# Exercise details:
Should a picture appear anywhere in the data, omit it and copy everything else exactly.

*** Source information ***

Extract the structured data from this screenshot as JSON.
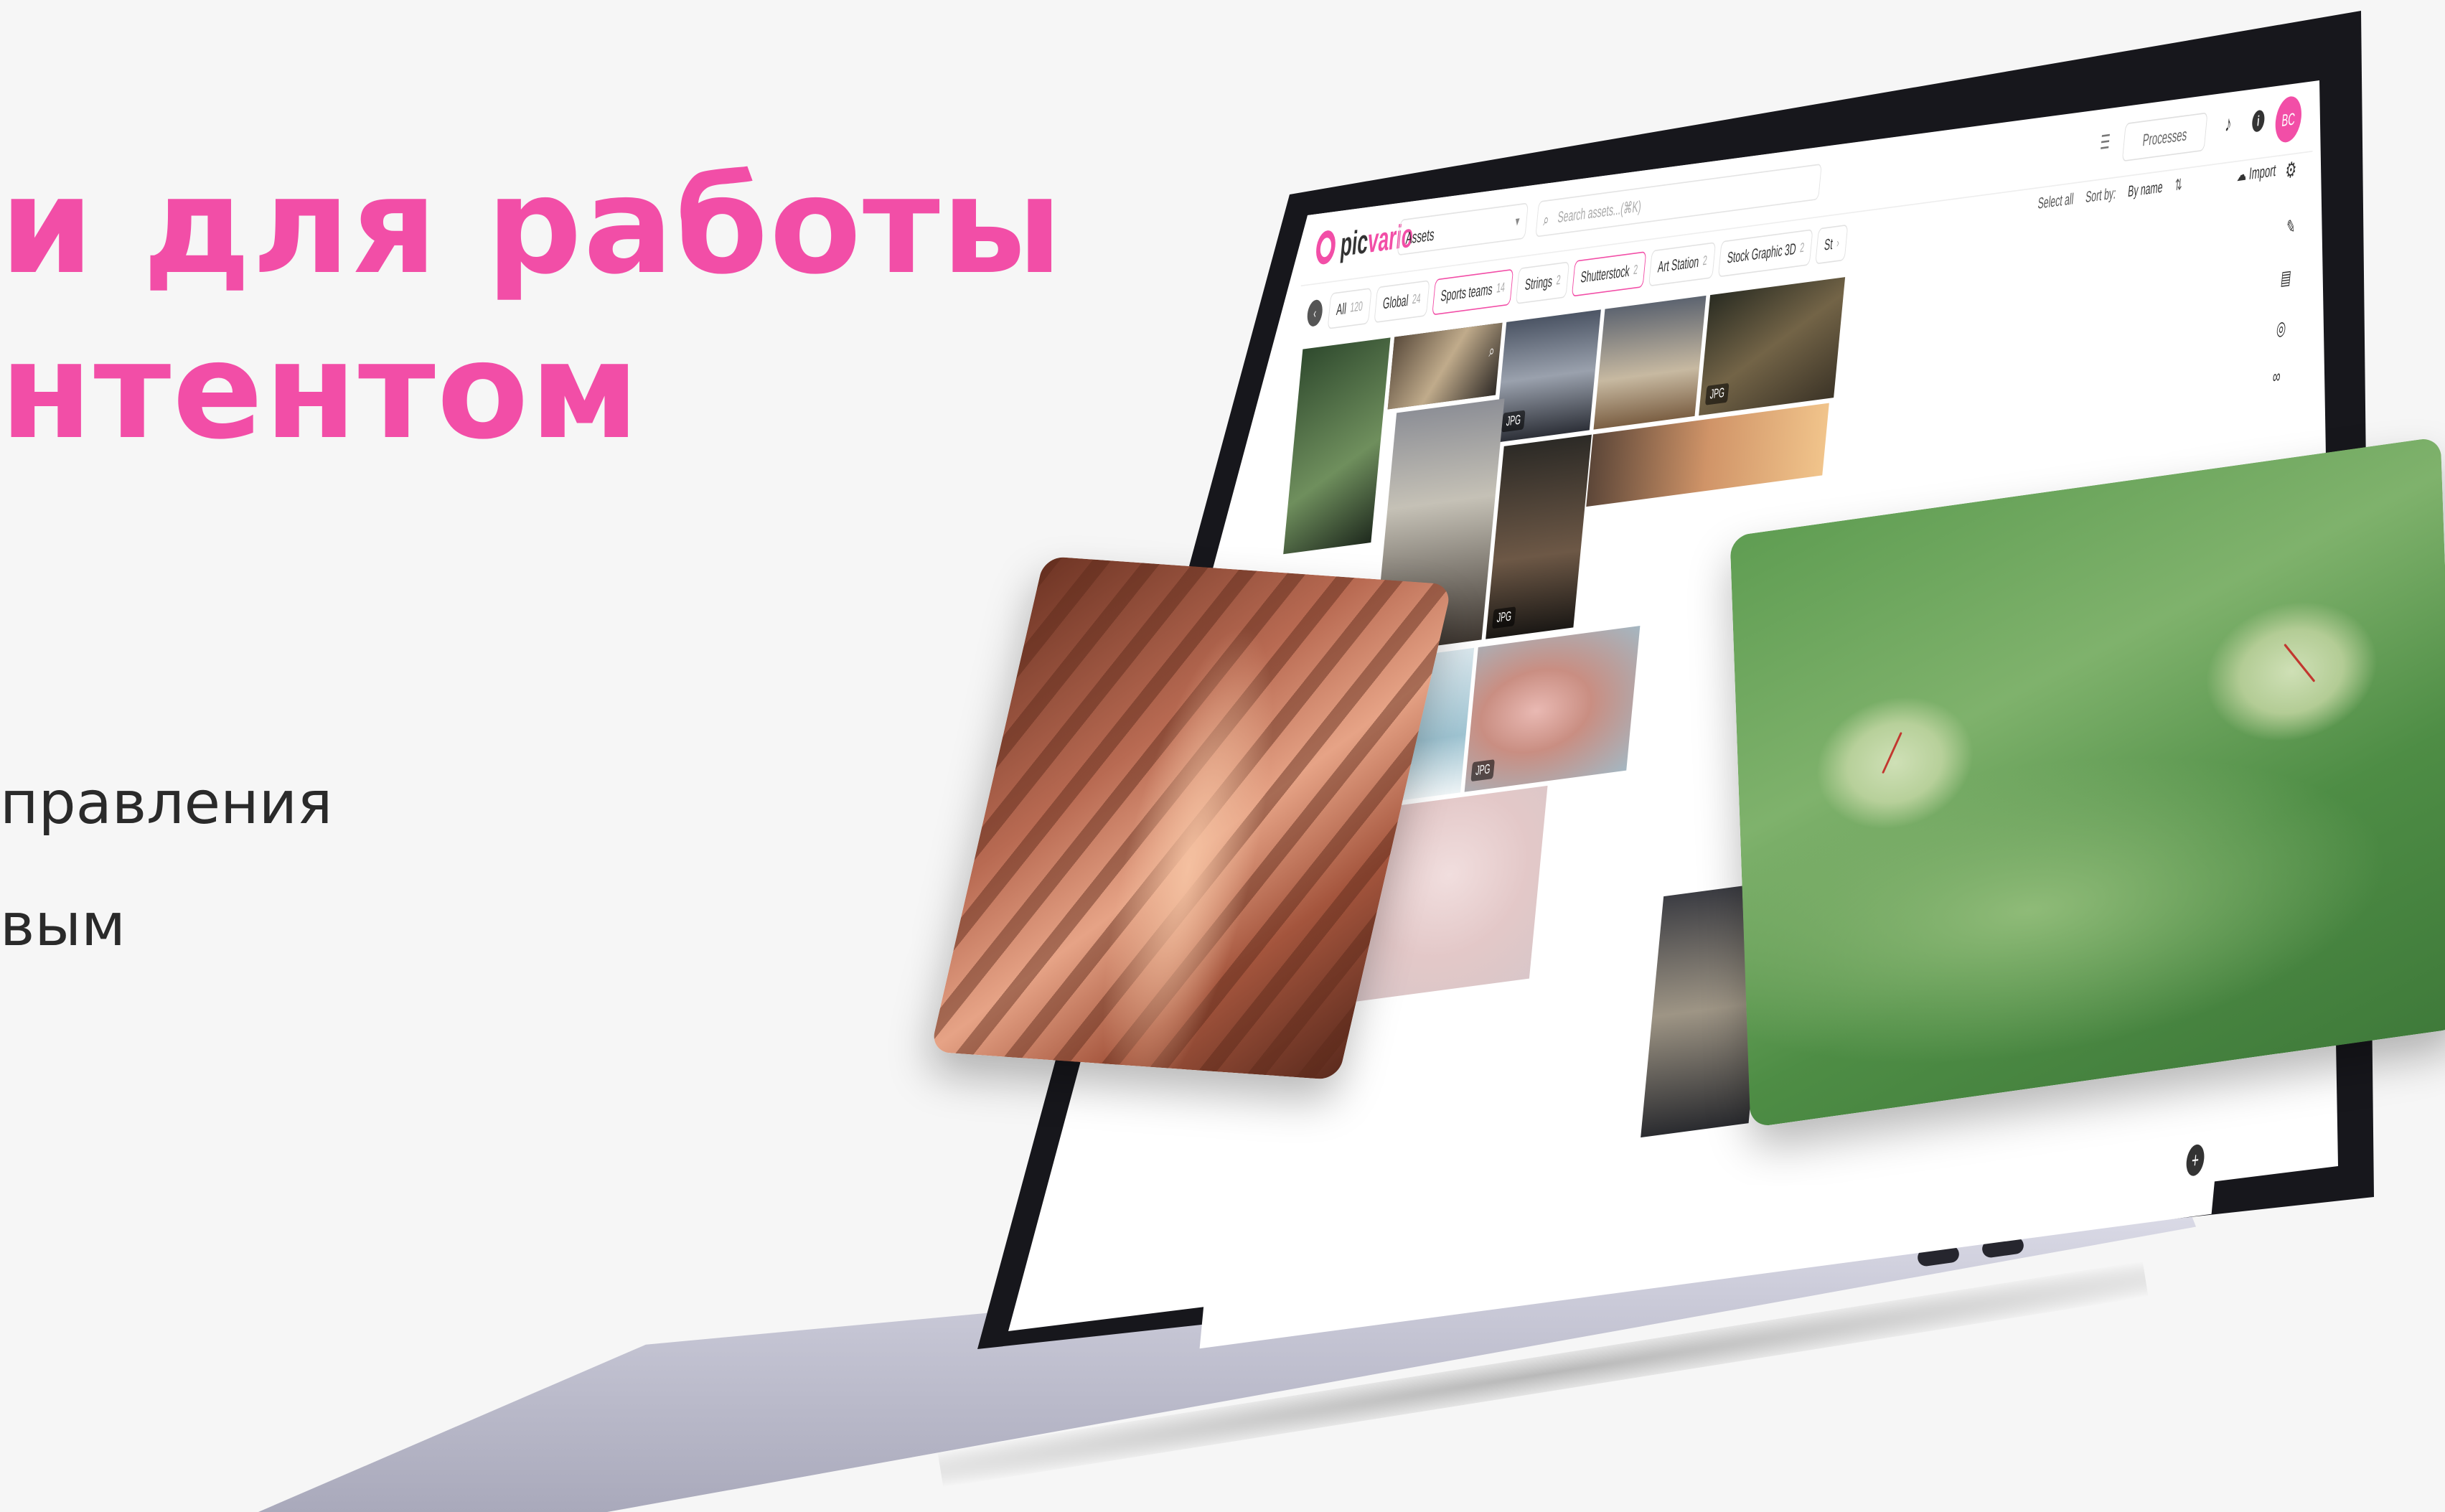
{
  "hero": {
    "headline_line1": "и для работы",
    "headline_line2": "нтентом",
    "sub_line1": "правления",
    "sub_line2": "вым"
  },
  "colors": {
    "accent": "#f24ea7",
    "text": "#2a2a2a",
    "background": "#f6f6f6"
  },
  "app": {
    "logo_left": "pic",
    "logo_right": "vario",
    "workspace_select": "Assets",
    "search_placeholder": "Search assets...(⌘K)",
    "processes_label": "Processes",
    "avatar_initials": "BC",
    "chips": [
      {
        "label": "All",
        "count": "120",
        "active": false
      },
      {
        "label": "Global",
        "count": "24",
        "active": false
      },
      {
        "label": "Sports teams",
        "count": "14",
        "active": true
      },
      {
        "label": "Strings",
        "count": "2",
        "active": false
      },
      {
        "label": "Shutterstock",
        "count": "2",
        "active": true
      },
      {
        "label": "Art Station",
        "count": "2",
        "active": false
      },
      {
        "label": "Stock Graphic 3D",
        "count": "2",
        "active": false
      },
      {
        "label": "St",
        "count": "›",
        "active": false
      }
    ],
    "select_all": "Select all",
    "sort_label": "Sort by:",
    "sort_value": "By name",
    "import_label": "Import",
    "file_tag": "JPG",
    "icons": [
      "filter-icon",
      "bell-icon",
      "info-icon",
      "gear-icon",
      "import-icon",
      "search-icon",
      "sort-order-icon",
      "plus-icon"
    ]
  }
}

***

# Exercise result:
Extract the structured data from this screenshot as JSON.
{
  "hero": {
    "headline_line1": "и для работы",
    "headline_line2": "нтентом",
    "sub_line1": "правления",
    "sub_line2": "вым"
  },
  "colors": {
    "accent": "#f24ea7",
    "text": "#2a2a2a",
    "background": "#f6f6f6"
  },
  "app": {
    "logo_left": "pic",
    "logo_right": "vario",
    "workspace_select": "Assets",
    "search_placeholder": "Search assets...(⌘K)",
    "processes_label": "Processes",
    "avatar_initials": "BC",
    "chips": [
      {
        "label": "All",
        "count": "120",
        "active": false
      },
      {
        "label": "Global",
        "count": "24",
        "active": false
      },
      {
        "label": "Sports teams",
        "count": "14",
        "active": true
      },
      {
        "label": "Strings",
        "count": "2",
        "active": false
      },
      {
        "label": "Shutterstock",
        "count": "2",
        "active": true
      },
      {
        "label": "Art Station",
        "count": "2",
        "active": false
      },
      {
        "label": "Stock Graphic 3D",
        "count": "2",
        "active": false
      },
      {
        "label": "St",
        "count": "›",
        "active": false
      }
    ],
    "select_all": "Select all",
    "sort_label": "Sort by:",
    "sort_value": "By name",
    "import_label": "Import",
    "file_tag": "JPG",
    "icons": [
      "filter-icon",
      "bell-icon",
      "info-icon",
      "gear-icon",
      "import-icon",
      "search-icon",
      "sort-order-icon",
      "plus-icon"
    ]
  }
}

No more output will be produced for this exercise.